» Data extracts
*** Begin section ***
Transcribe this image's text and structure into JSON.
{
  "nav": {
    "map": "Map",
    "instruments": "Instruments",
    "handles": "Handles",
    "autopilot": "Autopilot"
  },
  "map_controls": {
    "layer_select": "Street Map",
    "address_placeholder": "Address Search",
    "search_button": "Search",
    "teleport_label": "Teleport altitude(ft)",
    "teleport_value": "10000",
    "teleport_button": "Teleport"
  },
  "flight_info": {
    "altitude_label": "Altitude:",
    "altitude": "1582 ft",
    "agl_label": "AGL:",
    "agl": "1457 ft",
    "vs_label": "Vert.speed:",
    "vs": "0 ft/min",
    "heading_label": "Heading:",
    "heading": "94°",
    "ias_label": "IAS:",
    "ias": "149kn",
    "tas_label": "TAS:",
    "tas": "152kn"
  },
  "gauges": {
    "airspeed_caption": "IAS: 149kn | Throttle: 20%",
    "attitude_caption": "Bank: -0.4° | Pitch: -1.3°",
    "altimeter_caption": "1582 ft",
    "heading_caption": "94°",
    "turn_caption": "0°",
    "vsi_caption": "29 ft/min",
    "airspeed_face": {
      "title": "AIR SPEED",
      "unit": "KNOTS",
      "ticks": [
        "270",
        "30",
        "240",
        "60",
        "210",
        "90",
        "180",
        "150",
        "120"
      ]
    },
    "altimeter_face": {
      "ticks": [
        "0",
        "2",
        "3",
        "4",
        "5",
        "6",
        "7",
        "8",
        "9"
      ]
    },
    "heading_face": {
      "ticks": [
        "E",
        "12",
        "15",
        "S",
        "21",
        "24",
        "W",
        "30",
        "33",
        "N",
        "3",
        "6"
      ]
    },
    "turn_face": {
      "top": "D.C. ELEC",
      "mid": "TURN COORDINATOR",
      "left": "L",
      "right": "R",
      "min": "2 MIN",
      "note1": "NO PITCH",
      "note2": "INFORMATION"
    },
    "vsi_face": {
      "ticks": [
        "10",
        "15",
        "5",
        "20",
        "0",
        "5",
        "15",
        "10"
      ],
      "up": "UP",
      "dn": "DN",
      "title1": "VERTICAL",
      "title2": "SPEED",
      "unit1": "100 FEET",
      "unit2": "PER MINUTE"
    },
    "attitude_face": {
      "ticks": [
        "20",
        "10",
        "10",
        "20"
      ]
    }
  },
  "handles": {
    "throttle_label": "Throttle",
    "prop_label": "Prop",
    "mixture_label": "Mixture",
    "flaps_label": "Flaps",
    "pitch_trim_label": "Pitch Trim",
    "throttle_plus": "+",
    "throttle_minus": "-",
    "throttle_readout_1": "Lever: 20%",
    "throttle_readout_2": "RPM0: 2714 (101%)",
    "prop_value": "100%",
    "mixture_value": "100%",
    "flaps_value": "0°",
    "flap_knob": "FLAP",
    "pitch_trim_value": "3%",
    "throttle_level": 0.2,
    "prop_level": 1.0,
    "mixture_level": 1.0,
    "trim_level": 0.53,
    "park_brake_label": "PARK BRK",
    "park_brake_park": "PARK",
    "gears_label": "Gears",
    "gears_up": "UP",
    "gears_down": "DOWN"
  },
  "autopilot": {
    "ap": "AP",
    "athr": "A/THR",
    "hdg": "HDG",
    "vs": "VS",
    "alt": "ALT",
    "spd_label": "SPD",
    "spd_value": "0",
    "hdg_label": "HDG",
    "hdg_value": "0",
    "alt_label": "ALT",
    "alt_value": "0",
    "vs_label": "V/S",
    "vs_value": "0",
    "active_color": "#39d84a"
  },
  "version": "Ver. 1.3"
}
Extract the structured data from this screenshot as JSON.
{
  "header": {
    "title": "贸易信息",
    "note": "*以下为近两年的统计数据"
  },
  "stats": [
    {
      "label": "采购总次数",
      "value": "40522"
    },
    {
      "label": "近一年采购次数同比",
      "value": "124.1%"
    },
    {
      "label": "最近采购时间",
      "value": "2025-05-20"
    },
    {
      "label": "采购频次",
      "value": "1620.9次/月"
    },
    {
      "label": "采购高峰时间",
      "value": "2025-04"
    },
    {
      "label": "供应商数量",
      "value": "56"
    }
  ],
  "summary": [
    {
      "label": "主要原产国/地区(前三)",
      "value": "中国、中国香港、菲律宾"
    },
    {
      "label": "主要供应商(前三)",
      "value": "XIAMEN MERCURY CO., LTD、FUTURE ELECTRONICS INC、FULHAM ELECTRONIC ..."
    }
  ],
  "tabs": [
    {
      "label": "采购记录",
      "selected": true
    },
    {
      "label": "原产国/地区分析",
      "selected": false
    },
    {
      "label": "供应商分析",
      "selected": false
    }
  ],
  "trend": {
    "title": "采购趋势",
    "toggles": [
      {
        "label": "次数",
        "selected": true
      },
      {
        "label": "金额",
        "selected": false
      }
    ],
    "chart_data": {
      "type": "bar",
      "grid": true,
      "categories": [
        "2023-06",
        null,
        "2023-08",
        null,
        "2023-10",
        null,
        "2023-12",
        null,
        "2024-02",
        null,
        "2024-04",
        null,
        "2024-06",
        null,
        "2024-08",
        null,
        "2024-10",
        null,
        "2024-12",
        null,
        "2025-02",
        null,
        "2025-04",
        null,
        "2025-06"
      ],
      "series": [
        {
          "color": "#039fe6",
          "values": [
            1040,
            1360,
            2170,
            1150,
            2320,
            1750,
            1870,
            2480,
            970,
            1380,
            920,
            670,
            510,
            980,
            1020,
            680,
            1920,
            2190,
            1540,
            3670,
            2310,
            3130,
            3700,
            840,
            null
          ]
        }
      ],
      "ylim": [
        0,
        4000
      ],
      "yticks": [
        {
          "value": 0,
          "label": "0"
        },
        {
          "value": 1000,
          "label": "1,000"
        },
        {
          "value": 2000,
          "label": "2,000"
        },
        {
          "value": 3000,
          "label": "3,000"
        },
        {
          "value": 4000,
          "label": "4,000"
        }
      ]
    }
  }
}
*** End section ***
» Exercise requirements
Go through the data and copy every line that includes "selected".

» Solution below
      "selected": true
      "selected": false
      "selected": false
        "selected": true
        "selected": false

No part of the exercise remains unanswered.